How do you use the rational root theorem to find the roots of #3x^4+2x^3-9x^2-12x-4=0#?

1 Answer
Dec 7, 2015

Answer:

Use the rational root theorem to identify the possible roots, try some and narrow down the search to find roots #-2/3#, #-1#, #-1# and #2#.

Explanation:

#f(x) = 3x^4+2x^3-9x^2-12x-4#

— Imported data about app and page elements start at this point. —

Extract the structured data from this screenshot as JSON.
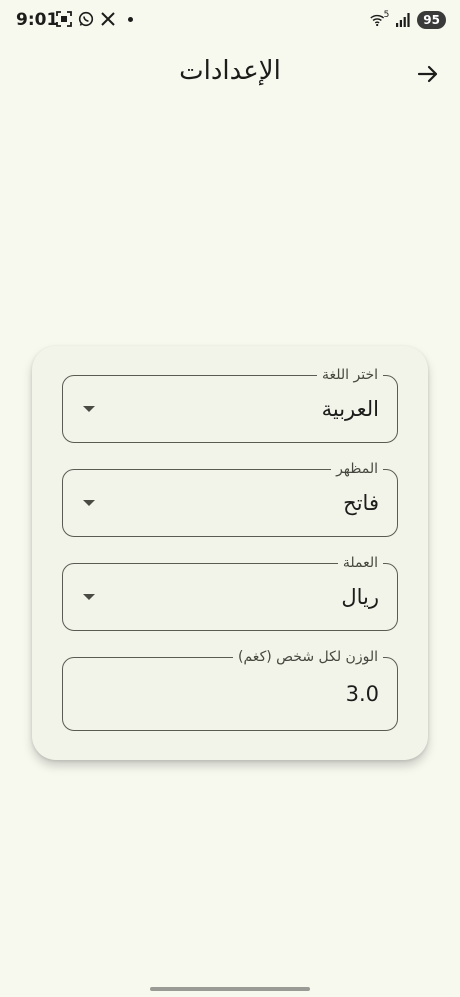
{
  "status_bar": {
    "time": "9:01",
    "battery": "95",
    "wifi_label": "5"
  },
  "app_bar": {
    "title": "الإعدادات"
  },
  "settings": {
    "language": {
      "label": "اختر اللغة",
      "value": "العربية"
    },
    "theme": {
      "label": "المظهر",
      "value": "فاتح"
    },
    "currency": {
      "label": "العملة",
      "value": "ريال"
    },
    "weight": {
      "label": "الوزن لكل شخص (كغم)",
      "value": "3.0"
    }
  },
  "icons": {
    "back": "arrow-right-icon",
    "dropdown": "caret-down-icon"
  }
}
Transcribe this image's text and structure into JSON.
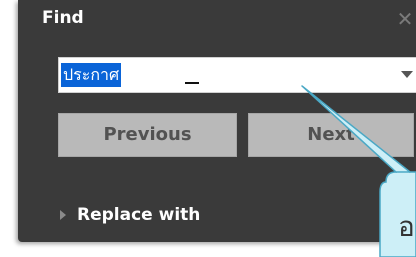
{
  "find_panel": {
    "title": "Find",
    "close_icon": "close-icon",
    "search": {
      "value": "ประกาศ",
      "dropdown_icon": "chevron-down-icon"
    },
    "buttons": {
      "previous": "Previous",
      "next": "Next"
    },
    "replace_toggle": {
      "label": "Replace with",
      "icon": "triangle-right-icon"
    }
  },
  "callout": {
    "text": "อ",
    "fill": "#cdeff7",
    "stroke": "#4aa8c5"
  },
  "colors": {
    "panel_bg": "#3a3a3a",
    "selection": "#0a64d8",
    "button_bg": "#b9b9b9"
  }
}
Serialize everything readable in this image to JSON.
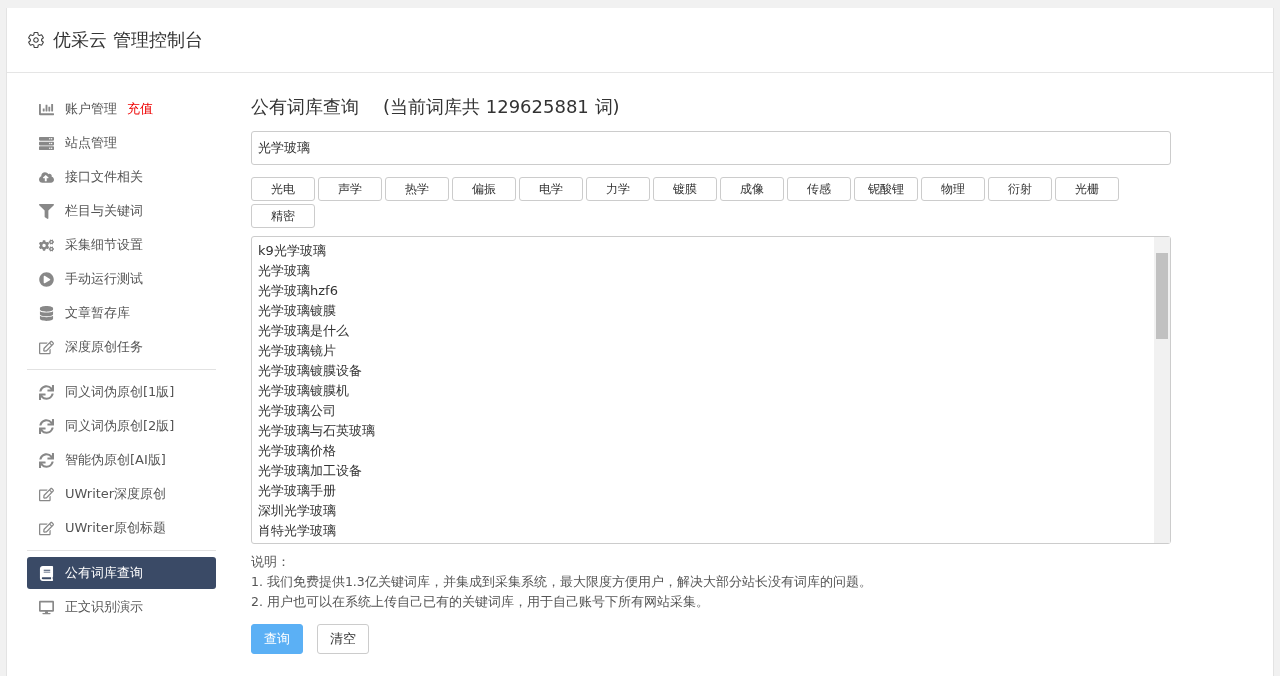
{
  "header": {
    "title": "优采云 管理控制台"
  },
  "sidebar": {
    "groups": [
      {
        "items": [
          {
            "kind": "chart",
            "label": "账户管理",
            "badge": "充值",
            "selected": false
          },
          {
            "kind": "server",
            "label": "站点管理",
            "selected": false
          },
          {
            "kind": "cloud",
            "label": "接口文件相关",
            "selected": false
          },
          {
            "kind": "filter",
            "label": "栏目与关键词",
            "selected": false
          },
          {
            "kind": "gears",
            "label": "采集细节设置",
            "selected": false
          },
          {
            "kind": "play",
            "label": "手动运行测试",
            "selected": false
          },
          {
            "kind": "database",
            "label": "文章暂存库",
            "selected": false
          },
          {
            "kind": "edit",
            "label": "深度原创任务",
            "selected": false
          }
        ]
      },
      {
        "items": [
          {
            "kind": "refresh",
            "label": "同义词伪原创[1版]",
            "selected": false
          },
          {
            "kind": "refresh",
            "label": "同义词伪原创[2版]",
            "selected": false
          },
          {
            "kind": "refresh",
            "label": "智能伪原创[AI版]",
            "selected": false
          },
          {
            "kind": "edit",
            "label": "UWriter深度原创",
            "selected": false
          },
          {
            "kind": "edit",
            "label": "UWriter原创标题",
            "selected": false
          }
        ]
      },
      {
        "items": [
          {
            "kind": "book",
            "label": "公有词库查询",
            "selected": true
          },
          {
            "kind": "monitor",
            "label": "正文识别演示",
            "selected": false
          }
        ]
      }
    ]
  },
  "main": {
    "title": "公有词库查询",
    "count": "(当前词库共 129625881 词)",
    "search": {
      "value": "光学玻璃"
    },
    "tags": [
      "光电",
      "声学",
      "热学",
      "偏振",
      "电学",
      "力学",
      "镀膜",
      "成像",
      "传感",
      "铌酸锂",
      "物理",
      "衍射",
      "光栅",
      "精密"
    ],
    "results": [
      "k9光学玻璃",
      "光学玻璃",
      "光学玻璃hzf6",
      "光学玻璃镀膜",
      "光学玻璃是什么",
      "光学玻璃镜片",
      "光学玻璃镀膜设备",
      "光学玻璃镀膜机",
      "光学玻璃公司",
      "光学玻璃与石英玻璃",
      "光学玻璃价格",
      "光学玻璃加工设备",
      "光学玻璃手册",
      "深圳光学玻璃",
      "肖特光学玻璃"
    ],
    "notes": {
      "title": "说明：",
      "lines": [
        "1. 我们免费提供1.3亿关键词库，并集成到采集系统，最大限度方便用户，解决大部分站长没有词库的问题。",
        "2. 用户也可以在系统上传自己已有的关键词库，用于自己账号下所有网站采集。"
      ]
    },
    "buttons": [
      {
        "kind": "primary",
        "label": "查询"
      },
      {
        "kind": "default",
        "label": "清空"
      }
    ]
  }
}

By the rational root theorem any rational roots of #f(x)=0# are expressible in lowest terms as #p/q# for some integers #p# and #q#, where #p# is a divisor of the constant term #4# and #q# is a divisor of the coefficient #3# of the leading term.

So the possible rational roots are:

#+-1/3#, #+-2/3#, #+-1#, #+-4/3#, #+-2#, #+-4#

Try:

#f(1/3) = 1/27+2/27-1-4-4 = 1/9-9 = -80/9#

#f(-1/3) = 1/27-2/27-1+4-4 = -28/27#

#f(2/3) = 16/27+16/27-4-8-4 = 32/27#

#f(-2/3) = 16/27 - 16/27-4+8-4 = 0#

So #x=-2/3# is a root. This 'uses up' one of the possible factors of #2# for #p# and the factor of #3# for #q#. So the only other possible rational roots are:

#+-1#, #+-2#

Try:

#f(1) = 3+2-9-12-4 = -20#

#f(-1) = 3-2-9+12-4 = 0#

#f(2) = 48+16-36-24-4 = 0#

#f(-2) = 48-16-36+24-4 = 16#

So we have identified #3# rational roots out of #4# roots, viz #-2/3#, #-1# and #2#. The fourth root must also be rational and having 'used up' the factor of #2# for #p#, it must also be #-1#.

To check, we can multiply out the corresponding factors:

#(3x+2)(x+1)(x+1)(x-2)#

#=(3x^2+5x+2)(x^2-x-2)#

#=3x^4+(5-3)x^3-(6+5-2)x^2-(10+2)x-4#

#=3x^4+2x^3-9x^2-12x-4#